Financial Assistance Specific to Teachers
While grants and scholarships are the main options to help students mitigate the costs of higher education, teachers have another one: the Teacher Loan Forgiveness Program. Designed by the Department of Education to encourage people to continue in the teaching profession, the program has a strict set of criteria. To qualify, a teacher must teach full-time for five consecutive academic terms in a Title 1 school or education facility. Teachers that qualify can have upward of $17,500 forgiven from federal subsidized and unsubsidized loans including Stafford Loans. In some cases, Direct and Federal Consolidation Loans may be eligible for forgiveness if they were used to repay one of the subsidized or unsubsidized loan options.

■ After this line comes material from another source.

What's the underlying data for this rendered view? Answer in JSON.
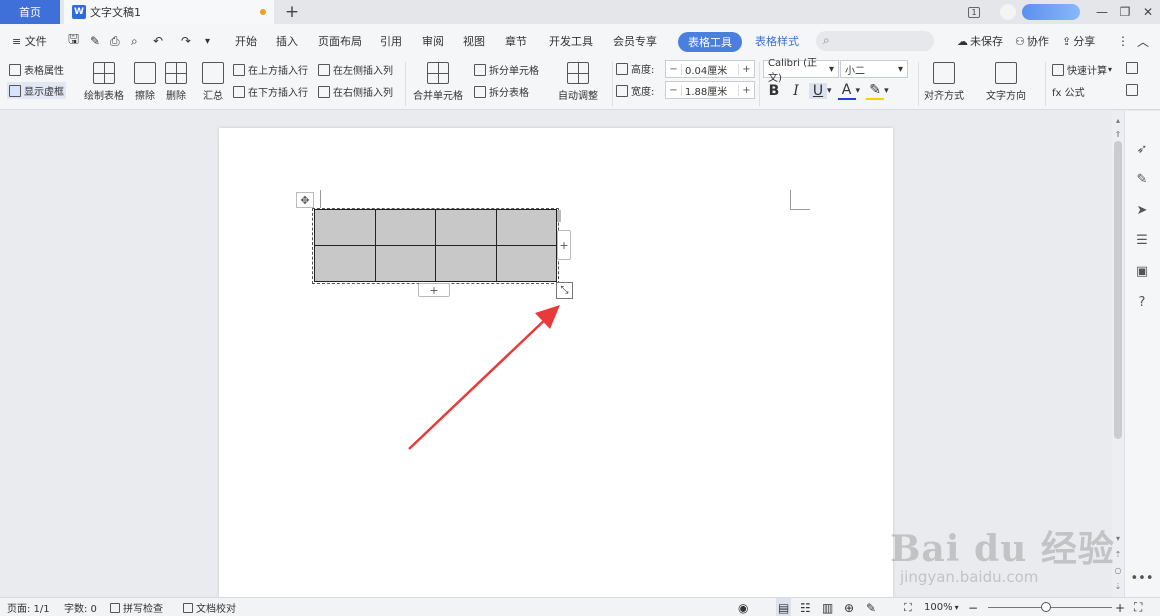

Education should be an option for everyone, and with these gift aid options and loan forgiveness programs students can less time worrying about ever-growing education costs.
- American Board for Certification of Teacher Excellence. Accessed March 8, 2018. http://abcte.org.
- Council for the Accreditation of Educator Preparation. Accessed March 8, 2018. http://caepnet.org.
- High School Teachers. Occupational Outlook Handbook. Bureau of Labor Statistics of the US Department of Labor. Accessed March 8, 2018. http://www.bls.gov/ooh/education-training-and-library/high-school-teachers.htm.
- Kindergarten and Elementary School Teachers. Occupational Outlook Handbook. Bureau of Labor Statistics of the US Department of Labor. Accessed March 8, 2018. http://www.bls.gov/ooh/education-training-and-library/kindergarten-and-elementary-school-teachers.htm.
- Licensing and Certification Requirements. TEACH. org. Accessed March 8, 2018. https://www.teach.org/teaching-certification.
- National Board for Professional Teaching Standards. Accessed March 8, 2018. http://www.nbpts.org.
- National Council for Accreditation of Teacher Education. Accessed March 8, 2018. http://www.ncate.org.
- Teacher Education Accreditation Council. Accessed March 8, 2018. http://www.teac.org.
- Postsecondary Teachers. Occupational Outlook Handbook. Bureau of Labor Statistics of the US Department of Labor. Accessed March 8, 2018. http://www.bls.gov/ooh/education-training-and-library/postsecondary-teachers.htm.
- PRAXIS Series. Accessed March 8, 2018. http://www.ets.org/praxis.
- Regional and National Institutional Accrediting Agencies. US Department of Education. Accessed March 8, 2018. http://www2.ed.gov/admins/finaid/accred/accreditation_pg6.html#RegionalInstitutional.